Armory Antique Marketplace365 Thames St.; 401-848-2398; armoryantiquesnewport.com
Cottage & Garden9 Bridge St.; 401-848-8477; cottageandgardennewport.com
Farmaesthetics144 Bellevue Ave.; 401-619-4199; farmaesthetics.com
Isoude118 John St.; 401-619-5775; isoude.com
Maison DNA64 Spring St.; maisondna.com
Marc Allen Fine Clothiers142 Bellevue Ave.; 401-619-5750; marcalleninc.com
Miniature Occasions and Dolls57 Bellevue Ave.; 401-849-5440; miniatureoccasions.com
Newport Aromatherapy109 Bellevue Ave.; 401-846-1101; newportaromatherapy.com
Royal Male104 Spring St.; 401-846-8465; royalmale.com
Trésor Fine Consignment134 Spring St.; 401-835-5622; tresorestatesales.com
Vintage to Vogue489 Thames St.; 401-855-2443; vintagenewportri.com
RCI® affiliated resorts in Newport include:
Member Review: “Resort staff is very friendly and responsive.”
Member Review: “People-watching from the balcony was fun.”
For complete member reviews (as member reviews have been condensed) and additional resort listings, visit RCI.com or call 800-338-7777 (Weeks) or 877-968-7476 (Points). Club Members, please call your specific Club or RCI telephone number.

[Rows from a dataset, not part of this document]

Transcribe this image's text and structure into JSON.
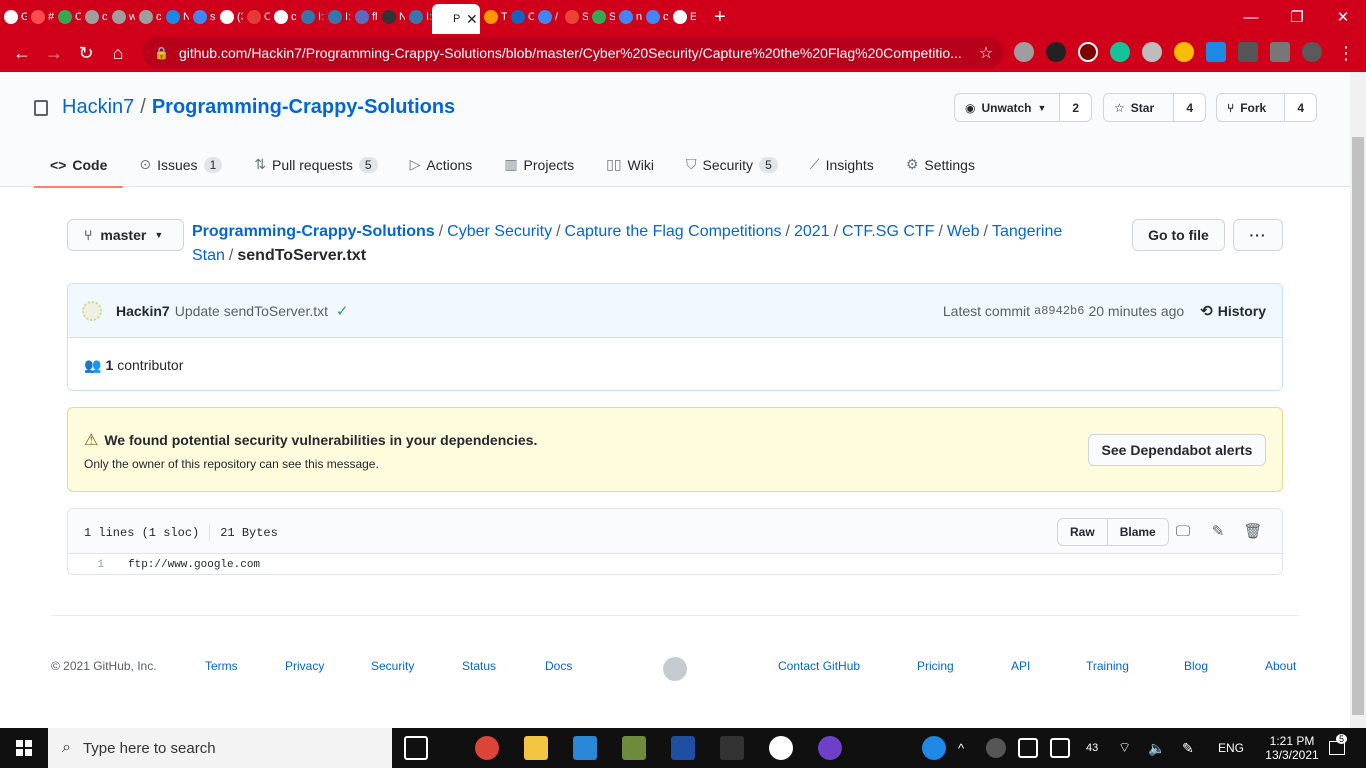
{
  "browser": {
    "tabs": [
      {
        "fav_color": "#ffffff",
        "title": "G"
      },
      {
        "fav_color": "#ff4d4d",
        "title": "#"
      },
      {
        "fav_color": "#34a853",
        "title": "C"
      },
      {
        "fav_color": "#9e9e9e",
        "title": "c"
      },
      {
        "fav_color": "#9e9e9e",
        "title": "w"
      },
      {
        "fav_color": "#9e9e9e",
        "title": "c"
      },
      {
        "fav_color": "#1e88e5",
        "title": "N"
      },
      {
        "fav_color": "#4285f4",
        "title": "sl"
      },
      {
        "fav_color": "#ffffff",
        "title": "(3"
      },
      {
        "fav_color": "#e53935",
        "title": "C"
      },
      {
        "fav_color": "#ffffff",
        "title": "c"
      },
      {
        "fav_color": "#3776ab",
        "title": "I:"
      },
      {
        "fav_color": "#3776ab",
        "title": "I:"
      },
      {
        "fav_color": "#5c6bc0",
        "title": "fl"
      },
      {
        "fav_color": "#333333",
        "title": "N"
      },
      {
        "fav_color": "#3776ab",
        "title": "I:"
      },
      {
        "fav_color": "#ffffff",
        "title": "Pr",
        "active": true
      },
      {
        "fav_color": "#ff9800",
        "title": "T"
      },
      {
        "fav_color": "#1565c0",
        "title": "C"
      },
      {
        "fav_color": "#4285f4",
        "title": "/"
      },
      {
        "fav_color": "#ea4335",
        "title": "S"
      },
      {
        "fav_color": "#34a853",
        "title": "S"
      },
      {
        "fav_color": "#4285f4",
        "title": "n"
      },
      {
        "fav_color": "#4285f4",
        "title": "c"
      },
      {
        "fav_color": "#ffffff",
        "title": "E"
      }
    ],
    "active_tab_close": "✕",
    "new_tab": "+",
    "window": {
      "minimize": "—",
      "maximize": "❐",
      "close": "✕"
    },
    "url": "github.com/Hackin7/Programming-Crappy-Solutions/blob/master/Cyber%20Security/Capture%20the%20Flag%20Competitio...",
    "chrome_color": "#d0001b"
  },
  "repo": {
    "owner": "Hackin7",
    "separator": "/",
    "name": "Programming-Crappy-Solutions",
    "unwatch_label": "Unwatch",
    "unwatch_count": "2",
    "star_label": "Star",
    "star_count": "4",
    "fork_label": "Fork",
    "fork_count": "4"
  },
  "nav": {
    "code": "Code",
    "issues": "Issues",
    "issues_count": "1",
    "pulls": "Pull requests",
    "pulls_count": "5",
    "actions": "Actions",
    "projects": "Projects",
    "wiki": "Wiki",
    "security": "Security",
    "security_count": "5",
    "insights": "Insights",
    "settings": "Settings"
  },
  "file": {
    "branch": "master",
    "breadcrumb": [
      "Programming-Crappy-Solutions",
      "Cyber Security",
      "Capture the Flag Competitions",
      "2021",
      "CTF.SG CTF",
      "Web",
      "Tangerine Stan"
    ],
    "filename": "sendToServer.txt",
    "go_to_file": "Go to file",
    "more": "···"
  },
  "commit": {
    "author": "Hackin7",
    "message": "Update sendToServer.txt",
    "latest_label": "Latest commit",
    "sha": "a8942b6",
    "time": "20 minutes ago",
    "history": "History",
    "contributors_count": "1",
    "contributors_label": "contributor"
  },
  "alert": {
    "title": "We found potential security vulnerabilities in your dependencies.",
    "subtitle": "Only the owner of this repository can see this message.",
    "button": "See Dependabot alerts"
  },
  "blob": {
    "lines_info": "1 lines (1 sloc)",
    "size": "21 Bytes",
    "raw": "Raw",
    "blame": "Blame",
    "line_number": "1",
    "line_content": "ftp://www.google.com"
  },
  "footer": {
    "copyright": "© 2021 GitHub, Inc.",
    "links": [
      "Terms",
      "Privacy",
      "Security",
      "Status",
      "Docs",
      "Contact GitHub",
      "Pricing",
      "API",
      "Training",
      "Blog",
      "About"
    ]
  },
  "taskbar": {
    "search_placeholder": "Type here to search",
    "battery": "43",
    "language": "ENG",
    "time": "1:21 PM",
    "date": "13/3/2021",
    "notifications": "5"
  }
}
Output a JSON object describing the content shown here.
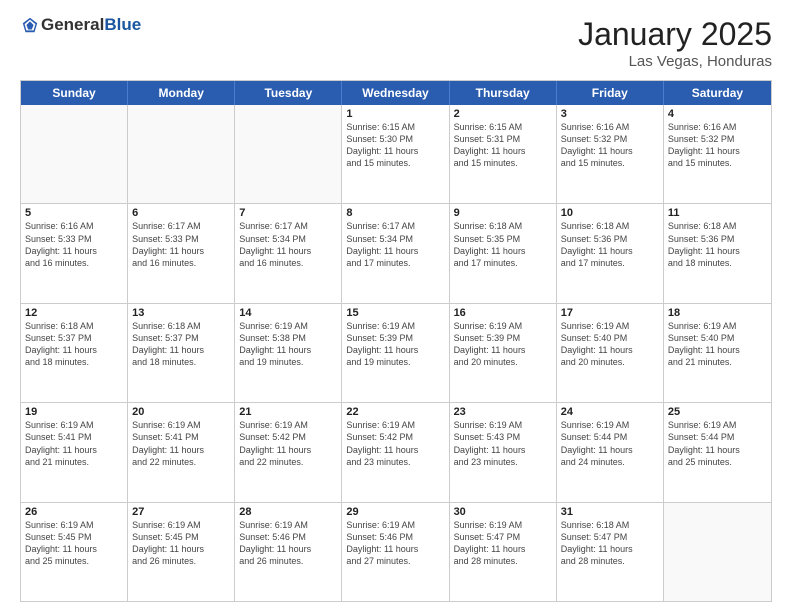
{
  "header": {
    "logo": {
      "general": "General",
      "blue": "Blue"
    },
    "title": "January 2025",
    "subtitle": "Las Vegas, Honduras"
  },
  "weekdays": [
    "Sunday",
    "Monday",
    "Tuesday",
    "Wednesday",
    "Thursday",
    "Friday",
    "Saturday"
  ],
  "rows": [
    [
      {
        "day": "",
        "empty": true
      },
      {
        "day": "",
        "empty": true
      },
      {
        "day": "",
        "empty": true
      },
      {
        "day": "1",
        "sunrise": "6:15 AM",
        "sunset": "5:30 PM",
        "daylight": "11 hours and 15 minutes."
      },
      {
        "day": "2",
        "sunrise": "6:15 AM",
        "sunset": "5:31 PM",
        "daylight": "11 hours and 15 minutes."
      },
      {
        "day": "3",
        "sunrise": "6:16 AM",
        "sunset": "5:32 PM",
        "daylight": "11 hours and 15 minutes."
      },
      {
        "day": "4",
        "sunrise": "6:16 AM",
        "sunset": "5:32 PM",
        "daylight": "11 hours and 15 minutes."
      }
    ],
    [
      {
        "day": "5",
        "sunrise": "6:16 AM",
        "sunset": "5:33 PM",
        "daylight": "11 hours and 16 minutes."
      },
      {
        "day": "6",
        "sunrise": "6:17 AM",
        "sunset": "5:33 PM",
        "daylight": "11 hours and 16 minutes."
      },
      {
        "day": "7",
        "sunrise": "6:17 AM",
        "sunset": "5:34 PM",
        "daylight": "11 hours and 16 minutes."
      },
      {
        "day": "8",
        "sunrise": "6:17 AM",
        "sunset": "5:34 PM",
        "daylight": "11 hours and 17 minutes."
      },
      {
        "day": "9",
        "sunrise": "6:18 AM",
        "sunset": "5:35 PM",
        "daylight": "11 hours and 17 minutes."
      },
      {
        "day": "10",
        "sunrise": "6:18 AM",
        "sunset": "5:36 PM",
        "daylight": "11 hours and 17 minutes."
      },
      {
        "day": "11",
        "sunrise": "6:18 AM",
        "sunset": "5:36 PM",
        "daylight": "11 hours and 18 minutes."
      }
    ],
    [
      {
        "day": "12",
        "sunrise": "6:18 AM",
        "sunset": "5:37 PM",
        "daylight": "11 hours and 18 minutes."
      },
      {
        "day": "13",
        "sunrise": "6:18 AM",
        "sunset": "5:37 PM",
        "daylight": "11 hours and 18 minutes."
      },
      {
        "day": "14",
        "sunrise": "6:19 AM",
        "sunset": "5:38 PM",
        "daylight": "11 hours and 19 minutes."
      },
      {
        "day": "15",
        "sunrise": "6:19 AM",
        "sunset": "5:39 PM",
        "daylight": "11 hours and 19 minutes."
      },
      {
        "day": "16",
        "sunrise": "6:19 AM",
        "sunset": "5:39 PM",
        "daylight": "11 hours and 20 minutes."
      },
      {
        "day": "17",
        "sunrise": "6:19 AM",
        "sunset": "5:40 PM",
        "daylight": "11 hours and 20 minutes."
      },
      {
        "day": "18",
        "sunrise": "6:19 AM",
        "sunset": "5:40 PM",
        "daylight": "11 hours and 21 minutes."
      }
    ],
    [
      {
        "day": "19",
        "sunrise": "6:19 AM",
        "sunset": "5:41 PM",
        "daylight": "11 hours and 21 minutes."
      },
      {
        "day": "20",
        "sunrise": "6:19 AM",
        "sunset": "5:41 PM",
        "daylight": "11 hours and 22 minutes."
      },
      {
        "day": "21",
        "sunrise": "6:19 AM",
        "sunset": "5:42 PM",
        "daylight": "11 hours and 22 minutes."
      },
      {
        "day": "22",
        "sunrise": "6:19 AM",
        "sunset": "5:42 PM",
        "daylight": "11 hours and 23 minutes."
      },
      {
        "day": "23",
        "sunrise": "6:19 AM",
        "sunset": "5:43 PM",
        "daylight": "11 hours and 23 minutes."
      },
      {
        "day": "24",
        "sunrise": "6:19 AM",
        "sunset": "5:44 PM",
        "daylight": "11 hours and 24 minutes."
      },
      {
        "day": "25",
        "sunrise": "6:19 AM",
        "sunset": "5:44 PM",
        "daylight": "11 hours and 25 minutes."
      }
    ],
    [
      {
        "day": "26",
        "sunrise": "6:19 AM",
        "sunset": "5:45 PM",
        "daylight": "11 hours and 25 minutes."
      },
      {
        "day": "27",
        "sunrise": "6:19 AM",
        "sunset": "5:45 PM",
        "daylight": "11 hours and 26 minutes."
      },
      {
        "day": "28",
        "sunrise": "6:19 AM",
        "sunset": "5:46 PM",
        "daylight": "11 hours and 26 minutes."
      },
      {
        "day": "29",
        "sunrise": "6:19 AM",
        "sunset": "5:46 PM",
        "daylight": "11 hours and 27 minutes."
      },
      {
        "day": "30",
        "sunrise": "6:19 AM",
        "sunset": "5:47 PM",
        "daylight": "11 hours and 28 minutes."
      },
      {
        "day": "31",
        "sunrise": "6:18 AM",
        "sunset": "5:47 PM",
        "daylight": "11 hours and 28 minutes."
      },
      {
        "day": "",
        "empty": true
      }
    ]
  ],
  "labels": {
    "sunrise": "Sunrise:",
    "sunset": "Sunset:",
    "daylight": "Daylight hours"
  }
}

RCI® TipSearch early for destinations, like Newport, that have limited availability during peak travel seasons. Planning early may help open up the most options available in the location you are looking for.
Non-RCI affiliated resorts:
La Farge Perry HouseA downtown B&B once home to 19th-century artist John La Farge. 24 Kay St.; 877-736-1100; lafargeperry.com; doubles from $149 a night
Vanderbilt GraceA 1909 residence of the Vanderbilts, now a 33-room hotel. 41 Mary St.; 401-846-6200; gracehotels.com; doubles from $250 a night
- *Estimated meal prices do not include drinks, tax, or tip.
- NOTE: Information may have changed since publication. Please confirm key details before planning your trip.
- Published: Spring 2016